(JNi.media) Conceived by Rabbi Yuval Cherlow, Chair of the Tzohar Rabbinical Organization‘s Committed on Jewish Ethics and one of Israel’s leading thinkers on Ethics in Religious Society, the first ever “Accessibility Shabbat” will take place in communities across Israel this weekend. The program—held in coordination with the International Accessibility Day which takes place worldwide on December 3—highlights the need for greater respect for the disabled in the religious community and Israeli society.
“The reality is that the specific challenges posed by the handicapped are all too often overlooked within our religious community and many of our synagogues and community facilities are not made amenable to the needs of this population,” Rabbi Cherlow said in a letter announcing the initiative. “This cannot be the Jewish way of doing things and we must re-examine our approach and make our facilities and communities more accommodating in every possible way.”
Accessibility Shabbat will includie educational elements as well as proactive initiatives intended to enact practical approaches to benefit the handicapped. Tzohar’s website and its network of community rabbis have distributed educational materials stressing approaches to the disabled in the Jewish sources which community members will be encouraged to learn over the Shabbat.
Rabbi Cherlow said that every participating synagogue should review their facilities to find ways to make them more amenable to the physically handicapped as well as providing prayer books and study materials for the blind and sight-impaired and relevant accommodations for the deaf. “Fundamentally, even while we know that we need to pay attention to caring about the handicapped community, we often fail to take the next step to seeing exactly what we can do to be more inclusive and compassionate.

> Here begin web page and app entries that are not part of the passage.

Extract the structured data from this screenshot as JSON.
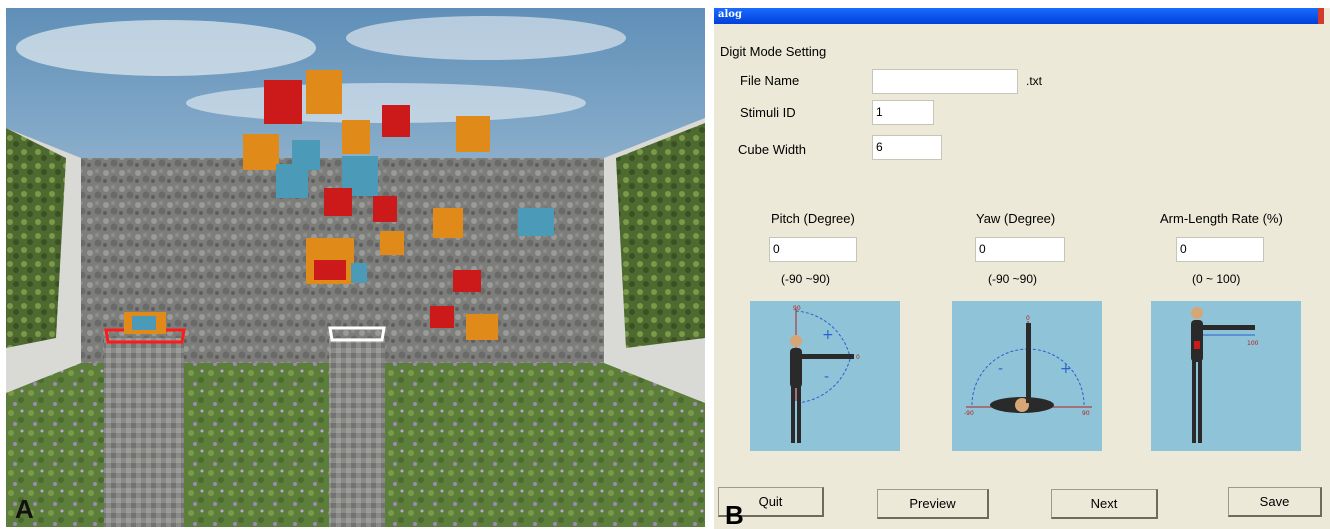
{
  "panel_a": {
    "letter": "A"
  },
  "dialog": {
    "title": "alog",
    "section_title": "Digit Mode Setting",
    "file_name": {
      "label": "File Name",
      "value": "",
      "suffix": ".txt"
    },
    "stimuli_id": {
      "label": "Stimuli ID",
      "value": "1"
    },
    "cube_width": {
      "label": "Cube Width",
      "value": "6"
    },
    "pitch": {
      "label": "Pitch (Degree)",
      "value": "0",
      "range": "(-90 ~90)"
    },
    "yaw": {
      "label": "Yaw (Degree)",
      "value": "0",
      "range": "(-90 ~90)"
    },
    "arm_length": {
      "label": "Arm-Length Rate (%)",
      "value": "0",
      "range": "(0 ~ 100)"
    },
    "figures": {
      "pitch_top": "90",
      "pitch_mid": "0",
      "pitch_plus": "+",
      "pitch_minus": "-",
      "yaw_top": "0",
      "yaw_left": "-90",
      "yaw_right": "90",
      "yaw_plus": "+",
      "yaw_minus": "-",
      "arm_value": "100"
    },
    "buttons": {
      "quit": "Quit",
      "preview": "Preview",
      "next": "Next",
      "save": "Save"
    },
    "letter": "B"
  },
  "colors": {
    "titlebar": "#0040d8",
    "dialog_bg": "#ece9d8",
    "figure_bg": "#8fc4d8",
    "cube_red": "#cc1a1a",
    "cube_orange": "#e08a1a",
    "cube_blue": "#4a9ab8"
  }
}
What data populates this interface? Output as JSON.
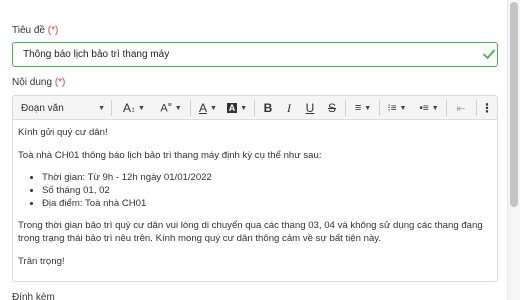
{
  "form": {
    "title_label": "Tiêu đề",
    "title_required": "(*)",
    "title_value": "Thông báo lịch bảo trì thang máy",
    "content_label": "Nội dung",
    "content_required": "(*)",
    "attach_label": "Đính kèm"
  },
  "toolbar": {
    "paragraph_format": "Đoạn văn",
    "icons": [
      "font-size-icon",
      "text-style-icon",
      "font-color-icon",
      "background-color-icon",
      "bold-icon",
      "italic-icon",
      "underline-icon",
      "strikethrough-icon",
      "align-icon",
      "numbered-list-icon",
      "bulleted-list-icon",
      "indent-icon",
      "more-options-icon"
    ]
  },
  "editor": {
    "greeting": "Kính gửi quý cư dân!",
    "intro": "Toà nhà CH01 thông báo lịch bảo trì thang máy định kỳ cụ thể như sau:",
    "items": [
      "Thời gian: Từ 9h - 12h ngày 01/01/2022",
      "Số tháng 01, 02",
      "Địa điểm: Toà nhà CH01"
    ],
    "notice": "Trong thời gian bảo trì quý cư dân vui lòng di chuyển qua các thang 03, 04 và không sử dụng các thang đang trong trạng thái bảo trì nêu trên. Kính mong quý cư dân thông cảm về sự bất tiện này.",
    "closing": "Trân trọng!"
  },
  "colors": {
    "valid_border": "#4caf50",
    "required": "#e53935"
  }
}
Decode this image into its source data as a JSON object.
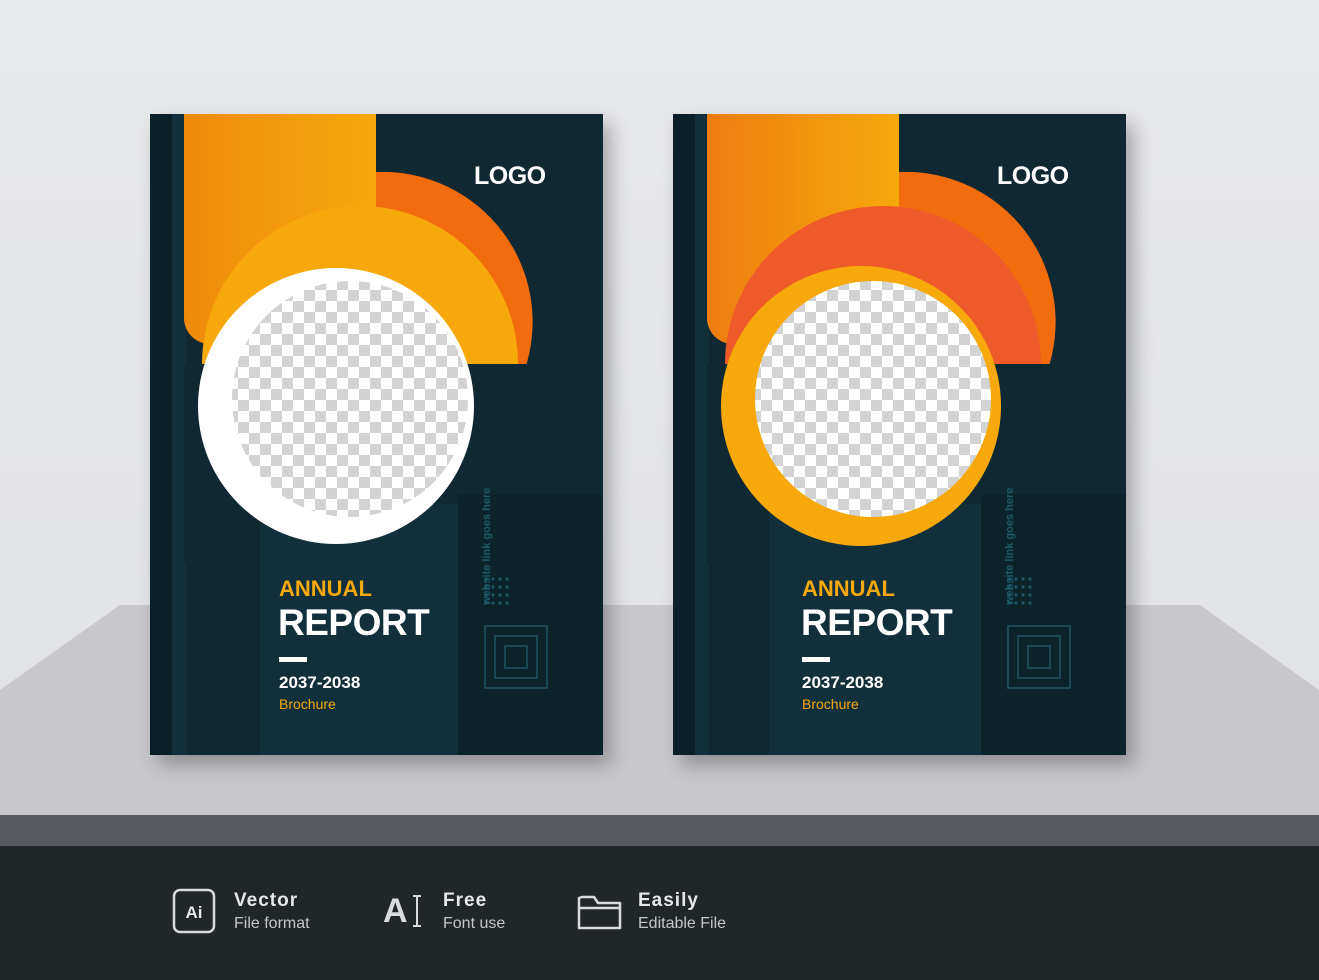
{
  "covers": [
    {
      "logo": "LOGO",
      "title_line1": "ANNUAL",
      "title_line2": "REPORT",
      "years": "2037-2038",
      "subtitle": "Brochure",
      "website": "website link goes here"
    },
    {
      "logo": "LOGO",
      "title_line1": "ANNUAL",
      "title_line2": "REPORT",
      "years": "2037-2038",
      "subtitle": "Brochure",
      "website": "website link goes here"
    }
  ],
  "features": [
    {
      "icon": "ai-file-icon",
      "title": "Vector",
      "subtitle": "File format"
    },
    {
      "icon": "font-icon",
      "title": "Free",
      "subtitle": "Font use"
    },
    {
      "icon": "folder-icon",
      "title": "Easily",
      "subtitle": "Editable File"
    }
  ],
  "colors": {
    "navy": "#0f2832",
    "orange": "#f7a80b",
    "deep_orange": "#f26b0d",
    "red_orange": "#ef5a2a",
    "footer": "#212628"
  }
}
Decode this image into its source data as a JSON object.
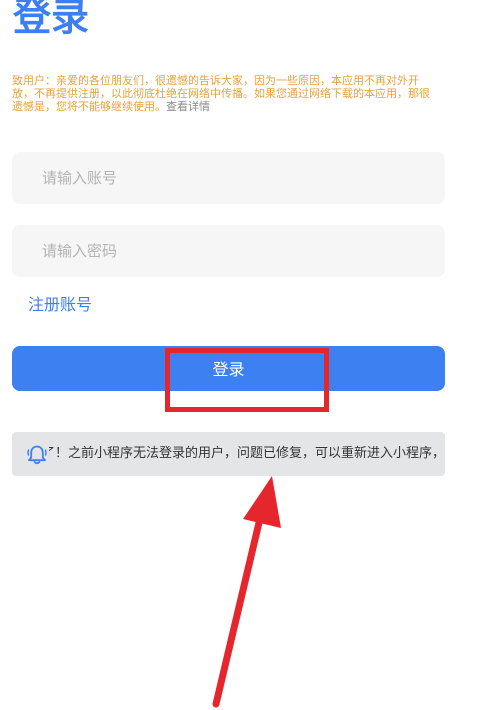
{
  "page": {
    "title": "登录"
  },
  "notice": {
    "text": "致用户：亲爱的各位朋友们，很遗憾的告诉大家，因为一些原因，本应用不再对外开放，不再提供注册，以此彻底杜绝在网络中传播。如果您通过网络下载的本应用，那很遗憾是，您将不能够继续使用。",
    "link": "查看详情"
  },
  "form": {
    "account_placeholder": "请输入账号",
    "password_placeholder": "请输入密码",
    "register_label": "注册账号",
    "login_label": "登录"
  },
  "announcement": {
    "text": "了！之前小程序无法登录的用户，问题已修复，可以重新进入小程序，绑定"
  },
  "colors": {
    "accent": "#3d80f2",
    "notice": "#e6a23c",
    "annotation": "#e5262c"
  }
}
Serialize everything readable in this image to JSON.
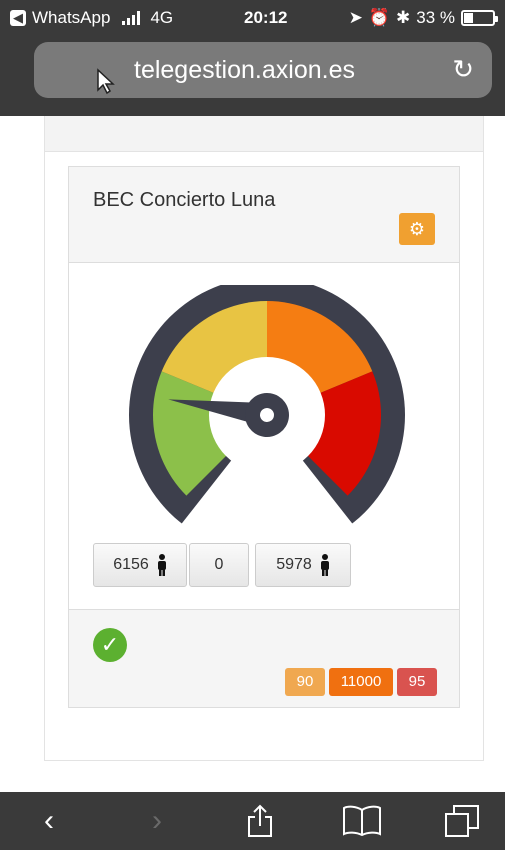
{
  "status_bar": {
    "back_app": "WhatsApp",
    "network": "4G",
    "time": "20:12",
    "battery": "33 %",
    "battery_level": 0.33
  },
  "browser": {
    "url": "telegestion.axion.es"
  },
  "panel": {
    "title": "BEC Concierto Luna",
    "gauge": {
      "segments": [
        {
          "color": "#8cc04a"
        },
        {
          "color": "#e8c443"
        },
        {
          "color": "#f57d12"
        },
        {
          "color": "#d90a00"
        }
      ],
      "needle_value": 0.2
    },
    "counters": [
      {
        "value": "6156",
        "icon": "person-icon"
      },
      {
        "value": "0"
      },
      {
        "value": "5978",
        "icon": "person-icon"
      }
    ],
    "badges": [
      {
        "label": "90",
        "color": "#f0a850"
      },
      {
        "label": "11000",
        "color": "#f07010"
      },
      {
        "label": "95",
        "color": "#d9534f"
      }
    ]
  },
  "toolbar": {
    "back": "‹",
    "forward": "›"
  }
}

This Shabbat will give us that opportunity and hopefully encourage an ongoing dialogue on this topic.”
Tzohar encouraged synagogues to allot a specific budget for the needs of the handicapped with the goal of making as many religious facilities as possible accessible.
Rabbi David Stav, founder and President of Tzohar, said that the goal of the program is to remind every Jew to be more cognizant of the needs of others. “Compassion for those less fortunate than others is an inherently Jewish value, but at times we need to be reminded of specific ways to take that understanding and put it into practical terms.”
Tzohar Executive Vice President Yakov Gaon said that while the program is currently being launched in Israel with participating communities, plans are already in place to take the initiative globally in coming years.JNi.Media